The majority of the Crimean youth identifies itself primarily with the peninsula and then with Russia.
Sociologists from the “Public opinion” project interviewed more than 1100 inhabitants of Crimea.
It turned out that the opinion of Crimeans about the annexation of Crimea and the subsequent processes differed not only by nationality, but by age of the respondents too. A relative majority of the respondents (43%) identify themselves citizens of Russia, 35% – Crimeans. However primarily older people identify themselves Russians (55% are older than 65 years and 51% is in the age group 55-64 years old). Most of the young people up to 25 years of age — 43% — identify themselves Crimeans and only 38% — Russians. The same is true among people aged 25-34 years old — 41% and 35%, correspondingly.
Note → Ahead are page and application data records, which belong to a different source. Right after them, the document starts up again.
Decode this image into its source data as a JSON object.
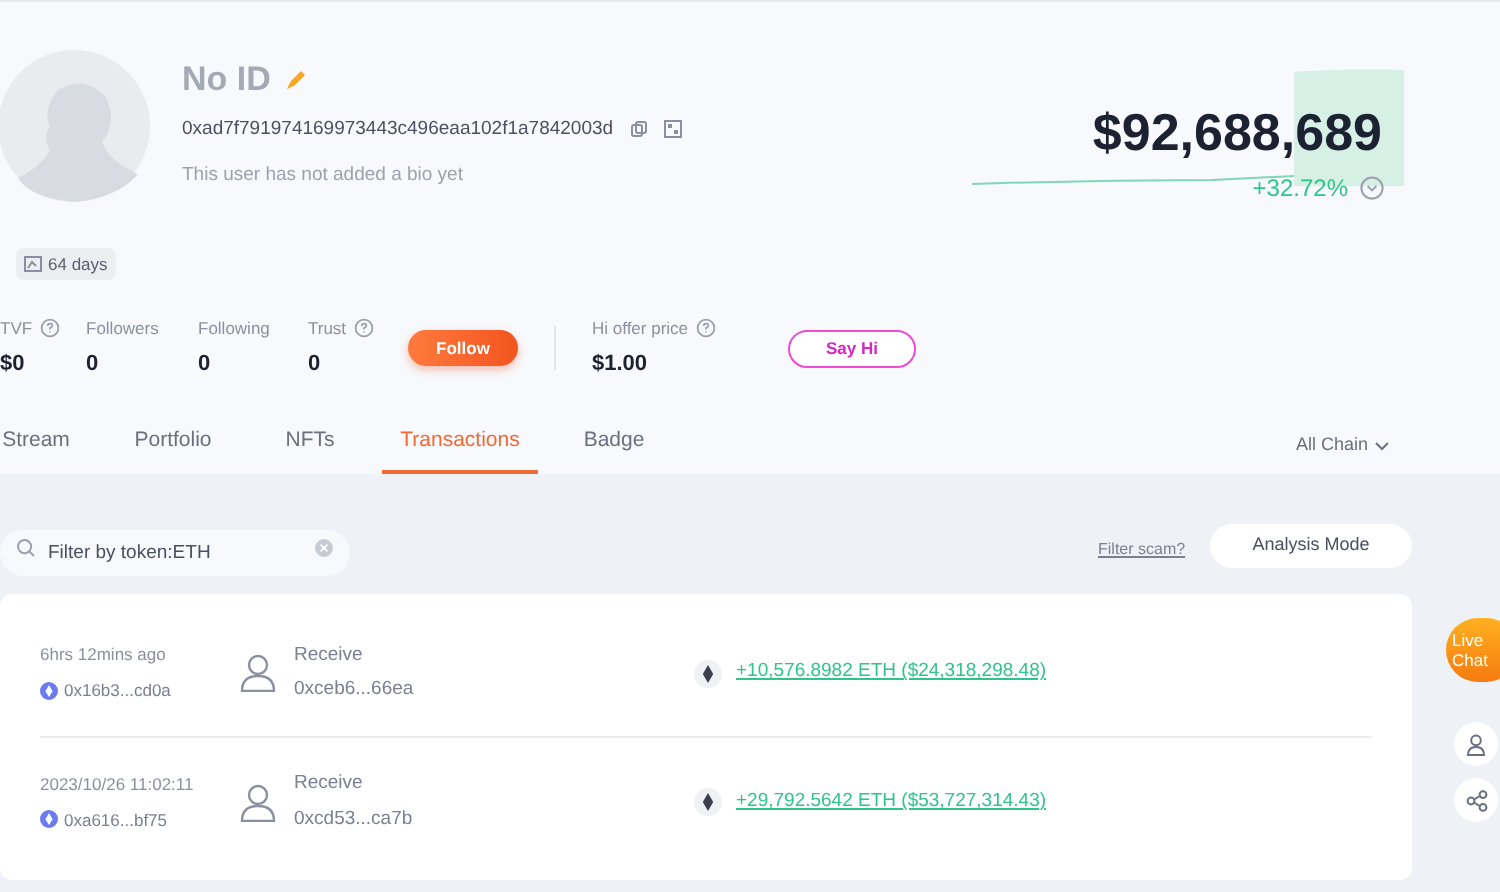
{
  "profile": {
    "name": "No ID",
    "address": "0xad7f791974169973443c496eaa102f1a7842003d",
    "bio": "This user has not added a bio yet",
    "age": "64 days"
  },
  "stats": [
    {
      "label": "TVF",
      "value": "$0",
      "help": true
    },
    {
      "label": "Followers",
      "value": "0",
      "help": false
    },
    {
      "label": "Following",
      "value": "0",
      "help": false
    },
    {
      "label": "Trust",
      "value": "0",
      "help": true
    }
  ],
  "follow_button": "Follow",
  "hi_offer": {
    "label": "Hi offer price",
    "value": "$1.00"
  },
  "say_hi_button": "Say Hi",
  "net_worth": {
    "value": "$92,688,689",
    "change": "+32.72%"
  },
  "tabs": [
    {
      "label": "Stream",
      "selected": false
    },
    {
      "label": "Portfolio",
      "selected": false
    },
    {
      "label": "NFTs",
      "selected": false
    },
    {
      "label": "Transactions",
      "selected": true
    },
    {
      "label": "Badge",
      "selected": false
    }
  ],
  "chain_filter": "All Chain",
  "search": {
    "value": "Filter by token:ETH"
  },
  "filter_scam_link": "Filter scam?",
  "analysis_mode_button": "Analysis Mode",
  "transactions": [
    {
      "time": "6hrs 12mins ago",
      "hash": "0x16b3...cd0a",
      "type": "Receive",
      "counterparty": "0xceb6...66ea",
      "amount": "+10,576.8982 ETH ($24,318,298.48)"
    },
    {
      "time": "2023/10/26 11:02:11",
      "hash": "0xa616...bf75",
      "type": "Receive",
      "counterparty": "0xcd53...ca7b",
      "amount": "+29,792.5642 ETH ($53,727,314.43)"
    }
  ],
  "live_chat_button": "Live Chat"
}
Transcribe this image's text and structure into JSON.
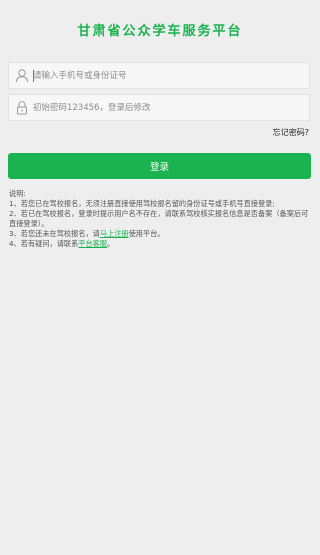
{
  "header": {
    "title": "甘肃省公众学车服务平台"
  },
  "form": {
    "username": {
      "value": "",
      "placeholder": "请输入手机号或身份证号",
      "icon": "user-icon"
    },
    "password": {
      "value": "",
      "placeholder": "初始密码123456，登录后修改",
      "icon": "lock-icon"
    },
    "forgot_label": "忘记密码?",
    "login_label": "登录"
  },
  "notes": {
    "heading": "说明:",
    "item1": "1、若您已在驾校报名，无须注册直接使用驾校报名留的身份证号或手机号直接登录;",
    "item2": "2、若已在驾校报名，登录时提示用户名不存在，请联系驾校核实报名信息是否备案（备案后可直接登录）。",
    "item3_before": "3、若您还未在驾校报名，请",
    "item3_link": "马上注册",
    "item3_after": "使用平台。",
    "item4_before": "4、若有疑问，请联系",
    "item4_link": "平台客服",
    "item4_after": "。"
  },
  "colors": {
    "accent": "#1ab350",
    "background": "#eeeeee"
  }
}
This is significantly lower than in most Russian regions, where, according to other studies, more than 50% associate themselves primarily with Russia and then with the “small motherland”.
“Russia annexed primarily the Crimea of retirees, whose realized dream of homecoming outweighs their current difficulties. Young lives in the present and the future more than in the past, and thinks differently,” the Russian newspaper “Vedomosti” commented the results of the poll.